Under international law, Israel was required to return the property as it had been when Israel seized it during the 1967 war. This would have meant a costly and time-consuming clean-up and left Israeli soldiers vulnerable to attack for months. Moreover, indiscriminate destruction of the homes could have ruined water and sewer lines necessary for future development.
A series of other issues must still be settled, including the transfer of greenhouses and other facilities to the Palestinians. Israel is also vehemently opposed to the rebuilding of Gaza's airport and continues to reject giving lethal weapons to overhauled Palestinian security forces, two senior U.S. officials said in a briefing for reporters traveling with Rice. But officials said that in contrast to the complete lack of communication between the two sides as recently as three months ago, they believe Israelis and Palestinians are on the cusp of beginning regular, senior-level discussions.
A U.S. army general, William E. Ward, has been working with the Palestinians on overhauling security forces, while former World Bank President James Wolfensohn has been charged with overseeing economic issues. But, in a measure of the dangerous situation, Ward, Wolfensohn and other U.S. officials are prohibited from traveling in Gaza; Wolfensohn visited the area under British protection shortly before he left the bank.
Violence erupted in Gaza both on Saturday, when Rice met with Abbas, and Sunday, when she met with Sharon. Israeli officials said that on Sunday morning one Israeli soldier was killed and two others were wounded when Palestinian gunmen fired an anti-tank missile at an Israeli military post along Gaza's heavily fortified border with Egypt. In apparent coordination, the attack came moments before Palestinian fighters fired rocket-propelled grenades and light arms at Israeli soldiers and civilians engaged in construction work nearby, Israel military officials said.

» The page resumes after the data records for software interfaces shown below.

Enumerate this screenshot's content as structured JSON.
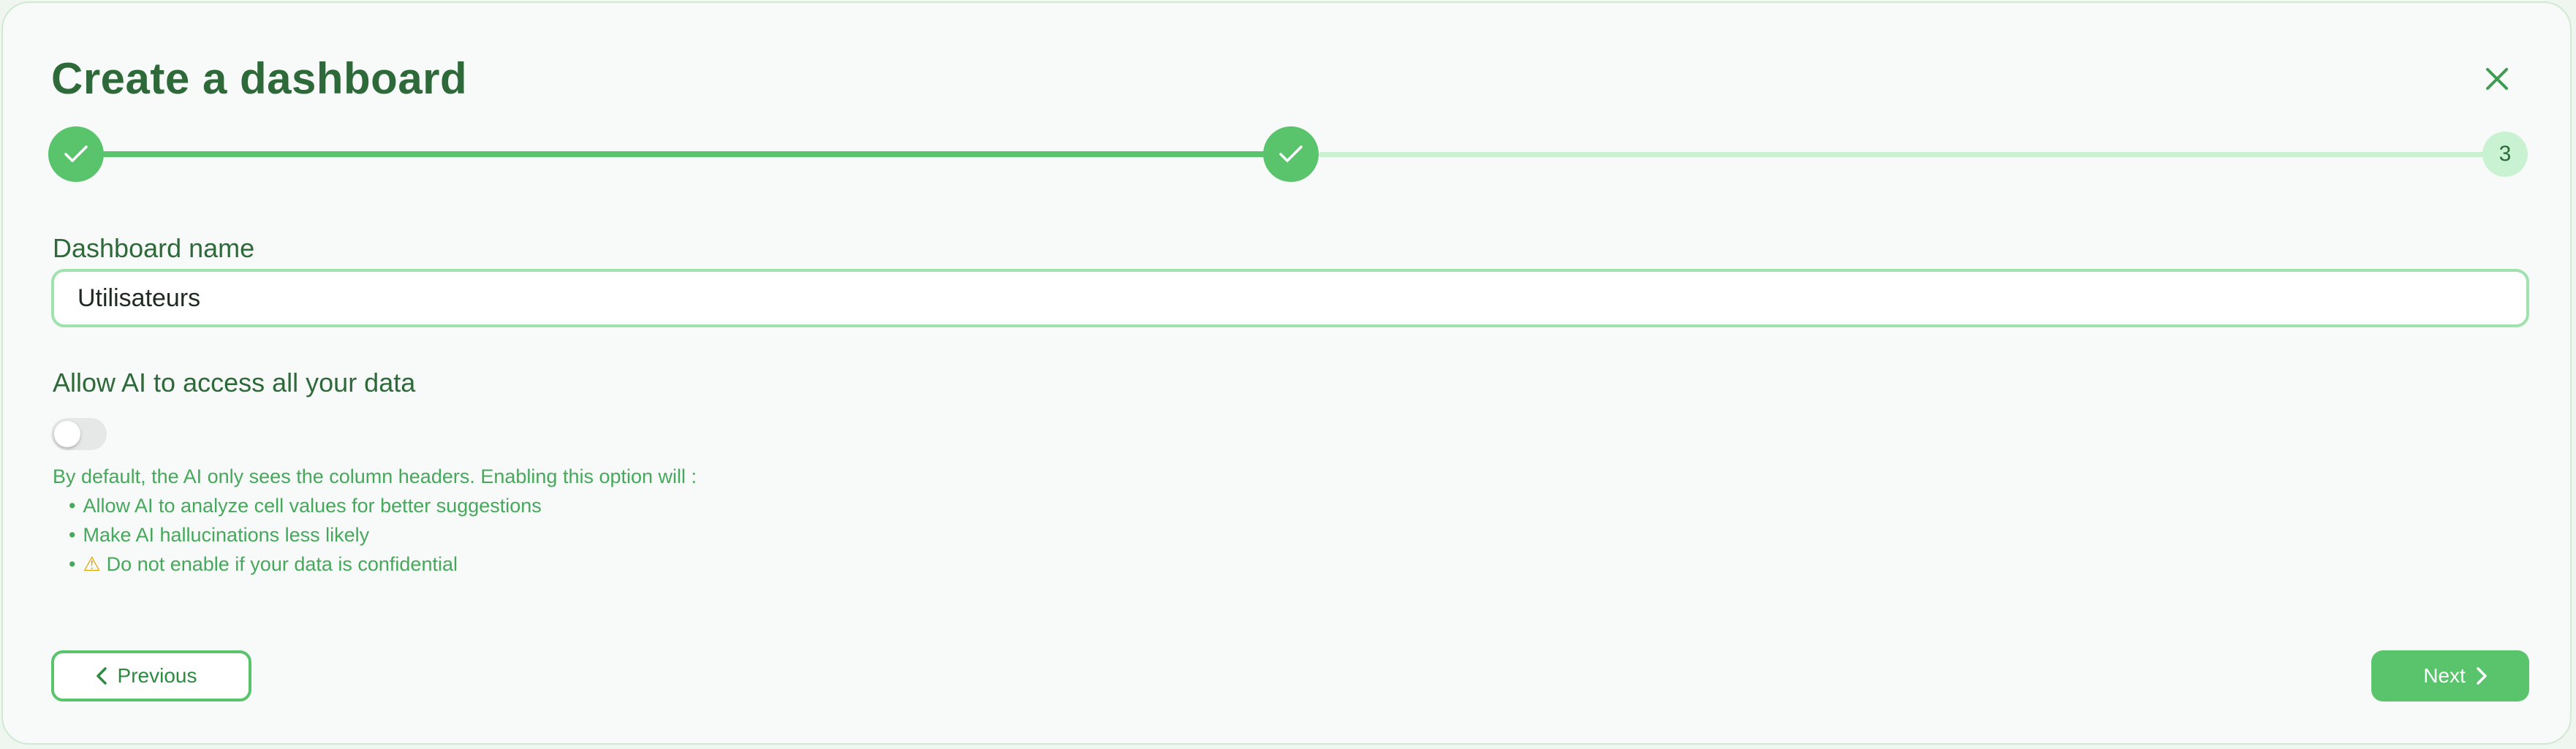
{
  "dialog": {
    "title": "Create a dashboard",
    "close_icon": "close-icon"
  },
  "stepper": {
    "steps": [
      {
        "state": "complete",
        "icon": "check-icon"
      },
      {
        "state": "complete",
        "icon": "check-icon"
      },
      {
        "state": "pending",
        "label": "3"
      }
    ]
  },
  "form": {
    "name_label": "Dashboard name",
    "name_value": "Utilisateurs",
    "ai_label": "Allow AI to access all your data",
    "ai_enabled": false,
    "help_intro": "By default, the AI only sees the column headers. Enabling this option will :",
    "help_items": [
      "Allow AI to analyze cell values for better suggestions",
      "Make AI hallucinations less likely",
      "Do not enable if your data is confidential"
    ],
    "warning_icon": "warning-icon"
  },
  "footer": {
    "previous_label": "Previous",
    "next_label": "Next"
  },
  "colors": {
    "accent": "#5ac46d",
    "title": "#2e6a39",
    "help_text": "#45a85a",
    "pending_step": "#c9f2d2"
  }
}
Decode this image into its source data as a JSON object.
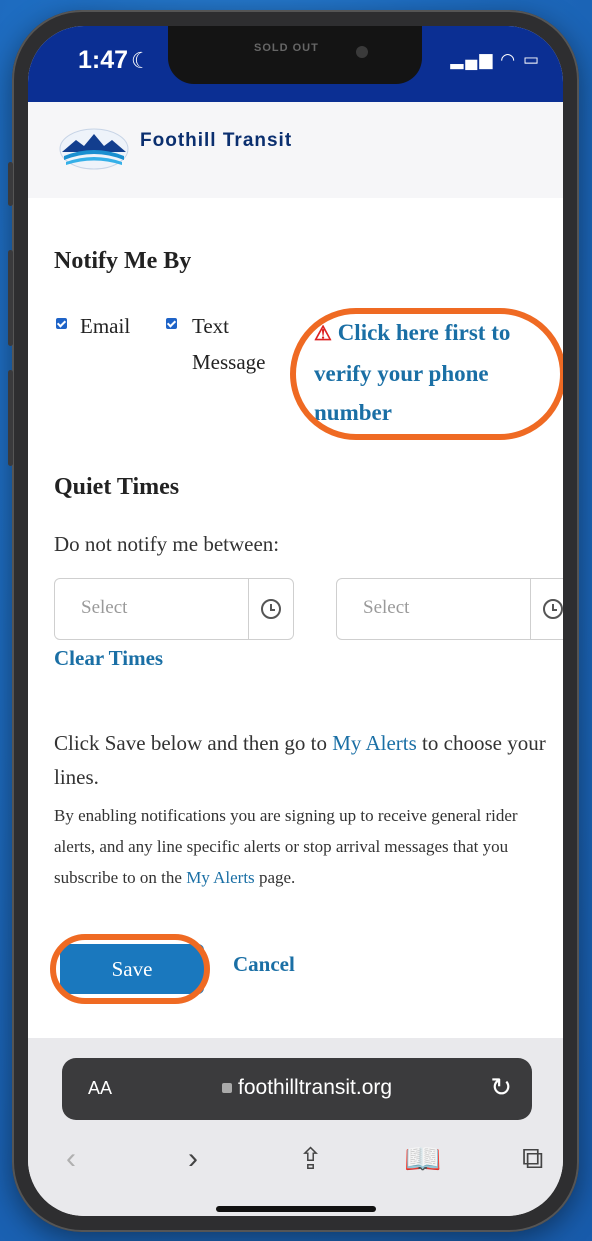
{
  "status": {
    "time": "1:47",
    "notch_text": "SOLD OUT"
  },
  "brand": {
    "name": "Foothill Transit"
  },
  "notify": {
    "heading": "Notify Me By",
    "email_label": "Email",
    "text_label_1": "Text",
    "text_label_2": "Message",
    "verify_line1": "Click here first to",
    "verify_line2": "verify your phone",
    "verify_line3": "number"
  },
  "quiet": {
    "heading": "Quiet Times",
    "subtitle": "Do not notify me between:",
    "start_placeholder": "Select",
    "end_placeholder": "Select",
    "clear_label": "Clear Times"
  },
  "info": {
    "p1_a": "Click Save below and then go to ",
    "p1_link": "My Alerts",
    "p1_b": " to choose your lines.",
    "p2_a": "By enabling notifications you are signing up to receive general rider alerts, and any line specific alerts or stop arrival messages that you subscribe to on the ",
    "p2_link": "My Alerts",
    "p2_b": " page."
  },
  "actions": {
    "save": "Save",
    "cancel": "Cancel"
  },
  "browser": {
    "aa": "AA",
    "url": "foothilltransit.org"
  },
  "colors": {
    "accent": "#1a6fa5",
    "highlight": "#ef6a23",
    "statusbar": "#0b2f93"
  }
}
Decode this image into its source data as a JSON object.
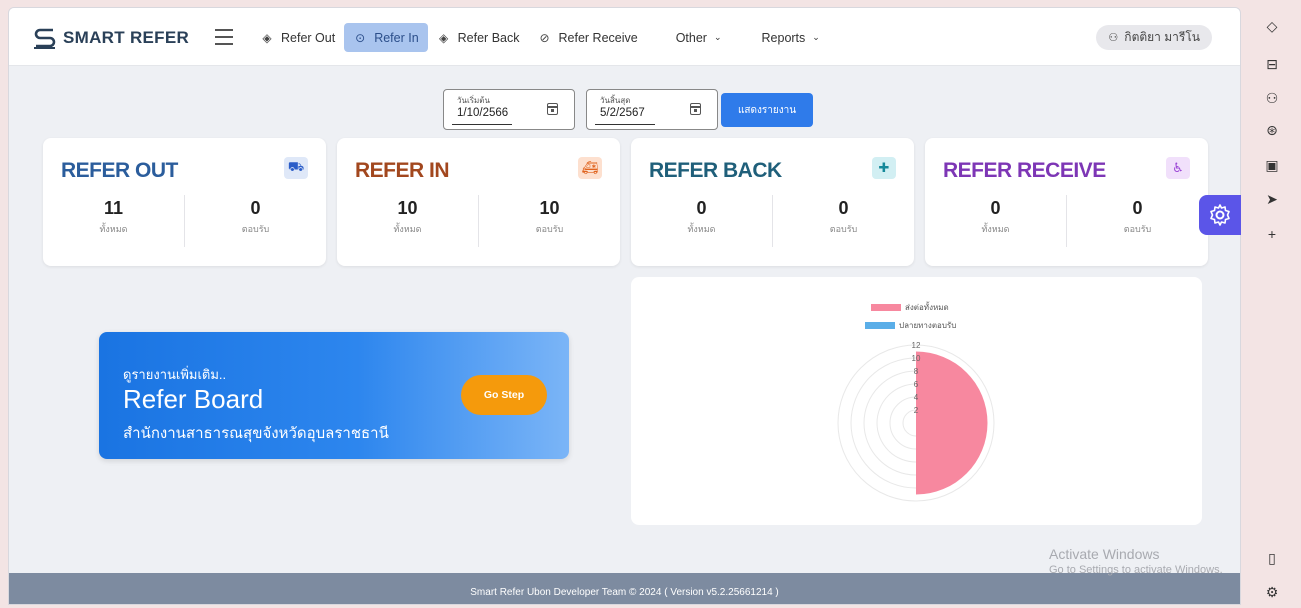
{
  "app": {
    "logo_text": "SMART REFER"
  },
  "nav": {
    "items": [
      {
        "label": "Refer Out",
        "icon": "diamond-arrow-icon",
        "active": false
      },
      {
        "label": "Refer In",
        "icon": "circle-arrow-icon",
        "active": true
      },
      {
        "label": "Refer Back",
        "icon": "diamond-arrow-icon",
        "active": false
      },
      {
        "label": "Refer Receive",
        "icon": "circle-check-icon",
        "active": false
      }
    ],
    "other_label": "Other",
    "reports_label": "Reports"
  },
  "user": {
    "name": "กิตติยา มารีโน"
  },
  "filters": {
    "start": {
      "label": "วันเริ่มต้น",
      "value": "1/10/2566"
    },
    "end": {
      "label": "วันสิ้นสุด",
      "value": "5/2/2567"
    },
    "show_button": "แสดงรายงาน"
  },
  "cards": [
    {
      "title": "REFER OUT",
      "color": "#2b5d9c",
      "icon": "truck-icon",
      "icon_bg": "#dfe8f8",
      "total": "11",
      "total_label": "ทั้งหมด",
      "accepted": "0",
      "accepted_label": "ตอบรับ"
    },
    {
      "title": "REFER IN",
      "color": "#a2471e",
      "icon": "ambulance-icon",
      "icon_bg": "#fde0cf",
      "total": "10",
      "total_label": "ทั้งหมด",
      "accepted": "10",
      "accepted_label": "ตอบรับ"
    },
    {
      "title": "REFER BACK",
      "color": "#1f5f7a",
      "icon": "medical-truck-icon",
      "icon_bg": "#d2eff3",
      "total": "0",
      "total_label": "ทั้งหมด",
      "accepted": "0",
      "accepted_label": "ตอบรับ"
    },
    {
      "title": "REFER RECEIVE",
      "color": "#7d36b5",
      "icon": "wheelchair-icon",
      "icon_bg": "#f1e0fb",
      "total": "0",
      "total_label": "ทั้งหมด",
      "accepted": "0",
      "accepted_label": "ตอบรับ"
    }
  ],
  "banner": {
    "line1": "ดูรายงานเพิ่มเติม..",
    "line2": "Refer Board",
    "line3": "สำนักงานสาธารณสุขจังหวัดอุบลราชธานี",
    "button": "Go Step"
  },
  "chart_data": {
    "type": "polar-area",
    "series": [
      {
        "name": "ส่งต่อทั้งหมด",
        "color": "#f7889f",
        "value": 11
      },
      {
        "name": "ปลายทางตอบรับ",
        "color": "#5aaee8",
        "value": 0
      }
    ],
    "ticks": [
      "12",
      "10",
      "8",
      "6",
      "4",
      "2"
    ],
    "r_max": 12
  },
  "footer": {
    "text": "Smart Refer Ubon Developer Team © 2024 ( Version v5.2.25661214 )"
  },
  "watermark": {
    "line1": "Activate Windows",
    "line2": "Go to Settings to activate Windows."
  }
}
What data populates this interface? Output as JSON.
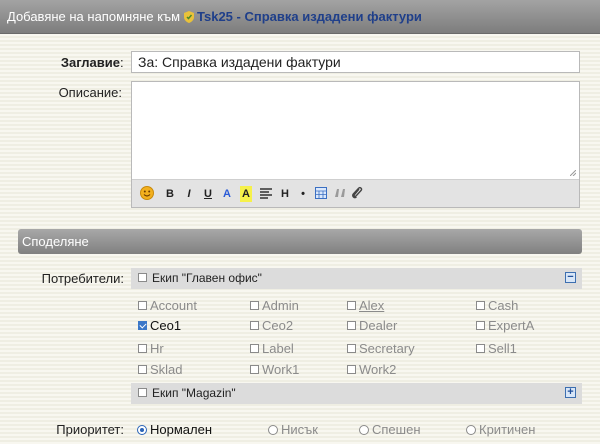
{
  "header": {
    "prefix": "Добавяне на напомняне към",
    "task": "Tsk25 - Справка издадени фактури"
  },
  "form": {
    "title_label": "Заглавие",
    "title_colon": ":",
    "title_value": "За: Справка издадени фактури",
    "desc_label": "Описание:"
  },
  "toolbar": {
    "bold": "B",
    "italic": "I",
    "underline": "U",
    "color": "A",
    "highlight": "A",
    "heading": "H",
    "bullet": "•"
  },
  "sharing": {
    "section_title": "Споделяне",
    "users_label": "Потребители:",
    "groups": [
      {
        "name": "Екип \"Главен офис\"",
        "toggle": "−",
        "users": [
          {
            "name": "Account",
            "checked": false
          },
          {
            "name": "Admin",
            "checked": false
          },
          {
            "name": "Alex",
            "checked": false
          },
          {
            "name": "Cash",
            "checked": false
          },
          {
            "name": "Ceo1",
            "checked": true
          },
          {
            "name": "Ceo2",
            "checked": false
          },
          {
            "name": "Dealer",
            "checked": false
          },
          {
            "name": "ExpertA",
            "checked": false
          },
          {
            "name": "Hr",
            "checked": false
          },
          {
            "name": "Label",
            "checked": false
          },
          {
            "name": "Secretary",
            "checked": false
          },
          {
            "name": "Sell1",
            "checked": false
          },
          {
            "name": "Sklad",
            "checked": false
          },
          {
            "name": "Work1",
            "checked": false
          },
          {
            "name": "Work2",
            "checked": false
          }
        ]
      },
      {
        "name": "Екип \"Magazin\"",
        "toggle": "+"
      }
    ]
  },
  "priority": {
    "label": "Приоритет:",
    "options": [
      "Нормален",
      "Нисък",
      "Спешен",
      "Критичен"
    ],
    "selected": "Нормален"
  },
  "colors": {
    "header_link": "#1f3f8a",
    "accent_blue": "#2a64b8",
    "emoji": "#f2b01e"
  }
}
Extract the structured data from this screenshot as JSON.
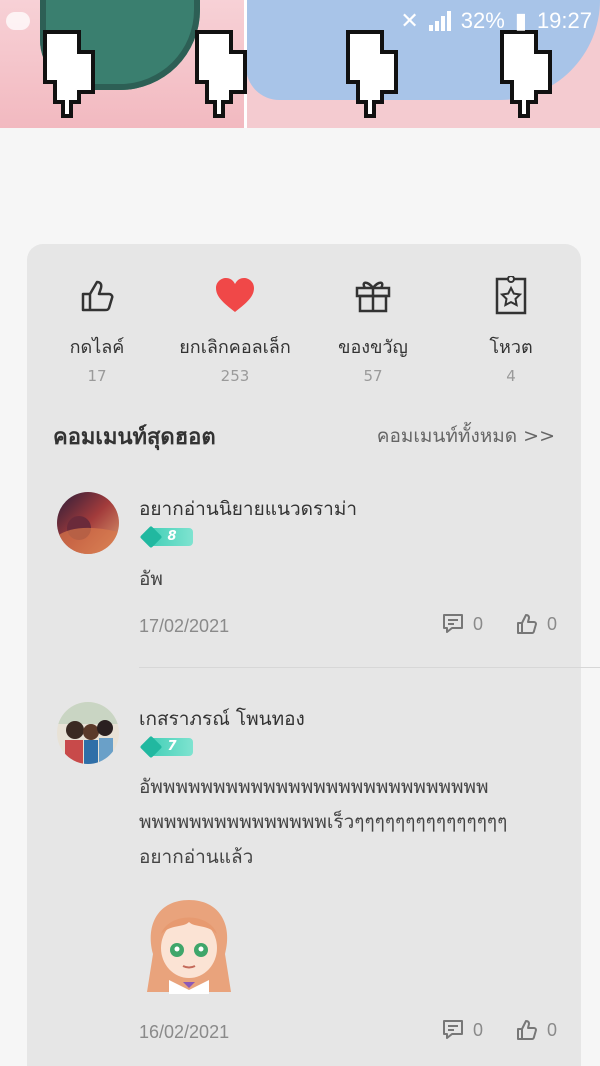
{
  "statusbar": {
    "battery": "32%",
    "time": "19:27"
  },
  "banner": {
    "icons": [
      "pointing-hand-icon",
      "pointing-hand-icon",
      "pointing-hand-icon",
      "pointing-hand-icon"
    ]
  },
  "actions": [
    {
      "icon": "thumbs-up-icon",
      "label": "กดไลค์",
      "count": "17"
    },
    {
      "icon": "heart-icon",
      "label": "ยกเลิกคอลเล็ก",
      "count": "253",
      "color": "#f04848"
    },
    {
      "icon": "gift-icon",
      "label": "ของขวัญ",
      "count": "57"
    },
    {
      "icon": "vote-ticket-icon",
      "label": "โหวต",
      "count": "4"
    }
  ],
  "hot_comments": {
    "title": "คอมเมนท์สุดฮอต",
    "view_all": "คอมเมนท์ทั้งหมด >>"
  },
  "comments": [
    {
      "name": "อยากอ่านนิยายแนวดราม่า",
      "level": "8",
      "text": "อัพ",
      "date": "17/02/2021",
      "replies": "0",
      "likes": "0"
    },
    {
      "name": "เกสราภรณ์ โพนทอง",
      "level": "7",
      "text": "อัพพพพพพพพพพพพพพพพพพพพพพพพพพพพพพพพพพพพพพพพพเร็วๆๆๆๆๆๆๆๆๆๆๆๆๆๆๆ อยากอ่านแล้ว",
      "line1": "อัพพพพพพพพพพพพพพพพพพพพพพพพพพพ",
      "line2": "พพพพพพพพพพพพพพพเร็วๆๆๆๆๆๆๆๆๆๆๆๆๆๆๆ",
      "line3": "อยากอ่านแล้ว",
      "has_sticker": true,
      "date": "16/02/2021",
      "replies": "0",
      "likes": "0"
    }
  ]
}
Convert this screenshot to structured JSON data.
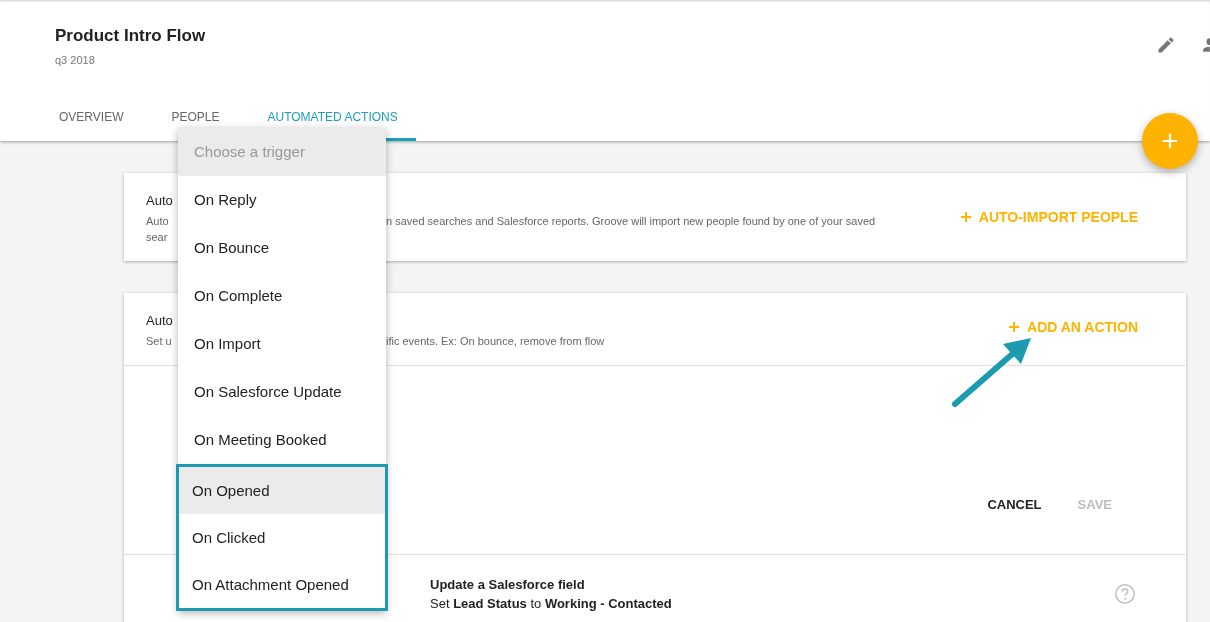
{
  "header": {
    "title": "Product Intro Flow",
    "subtitle": "q3 2018"
  },
  "tabs": [
    {
      "label": "OVERVIEW",
      "selected": false
    },
    {
      "label": "PEOPLE",
      "selected": false
    },
    {
      "label": "AUTOMATED ACTIONS",
      "selected": true
    }
  ],
  "cards": [
    {
      "title": "Auto",
      "description": [
        {
          "left": "Auto",
          "right": "n saved searches and Salesforce reports. Groove will import new people found by one of your saved"
        },
        {
          "left": "sear"
        }
      ],
      "action": "AUTO-IMPORT PEOPLE"
    },
    {
      "title": "Auto",
      "description": [
        {
          "left": "Set u",
          "right": "ific events. Ex: On bounce, remove from flow"
        }
      ],
      "action": "ADD AN ACTION",
      "form_buttons": [
        {
          "label": "CANCEL",
          "disabled": false
        },
        {
          "label": "SAVE",
          "disabled": true
        }
      ],
      "rows": [
        {
          "title": "Update a Salesforce field",
          "detail": "Set **Lead Status** to **Working - Contacted**"
        }
      ]
    }
  ],
  "trigger_menu": {
    "placeholder": "Choose a trigger",
    "items": [
      {
        "label": "On Reply",
        "selected": false,
        "outlined": false
      },
      {
        "label": "On Bounce",
        "selected": false,
        "outlined": false
      },
      {
        "label": "On Complete",
        "selected": false,
        "outlined": false
      },
      {
        "label": "On Import",
        "selected": false,
        "outlined": false
      },
      {
        "label": "On Salesforce Update",
        "selected": false,
        "outlined": false
      },
      {
        "label": "On Meeting Booked",
        "selected": false,
        "outlined": false
      },
      {
        "label": "On Opened",
        "selected": true,
        "outlined": true
      },
      {
        "label": "On Clicked",
        "selected": false,
        "outlined": true
      },
      {
        "label": "On Attachment Opened",
        "selected": false,
        "outlined": true
      }
    ]
  }
}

The area has been a major arms smuggling route used by armed Palestinian groups bringing weapons into Gaza. The militant group Islamic Jihad and the Fatah Abu Rish Brigades claimed joint responsibility for the Sunday morning attack. One Palestinian gunman was killed in the ensuing gun battle.
Among the issues Israeli officials hoped to resolve during Rice's visit was the Bush administration's concern over Israeli arms sales to China, something that has caused friction in Israeli-U.S. relations over the past six months. Israeli press reports Sunday suggested that the United States would be given the right to review all future Israeli arms sales to foreign countries, although Israeli officials said an agreement on the matter has yet to be reached.
"This is something that is being handled very delicately between the two security services," said a senior Israeli official familiar with the talks.
The United States has expressed concern over Israeli weapons sales to China for the past 15 years. But the issue came to a head five years ago when U.S. pressure scuttled Israeli plans to sell Phalcon reconnaissance aircraft to China, a deal valued at between $250 million and $1 billion.
The most recent dispute arose last year over Israel's plans to provide spare parts for a fleet of Harpy armed drone aircraft it originally sold to China in the late 1990s with U.S. approval. U.S. defense officials complained that the spare parts constituted a significant upgrade of the aircraft, possibly including the addition of sensors able to detect radar sites even when turned off. In protest, the Pentagon froze cooperation with Israel on several joint weapons projects.
"If things were done that were not acceptable to the Americans then we are sorry, but these things were done with the utmost innocence," Foreign Minister Silvan Shalom told Israel radio Sunday.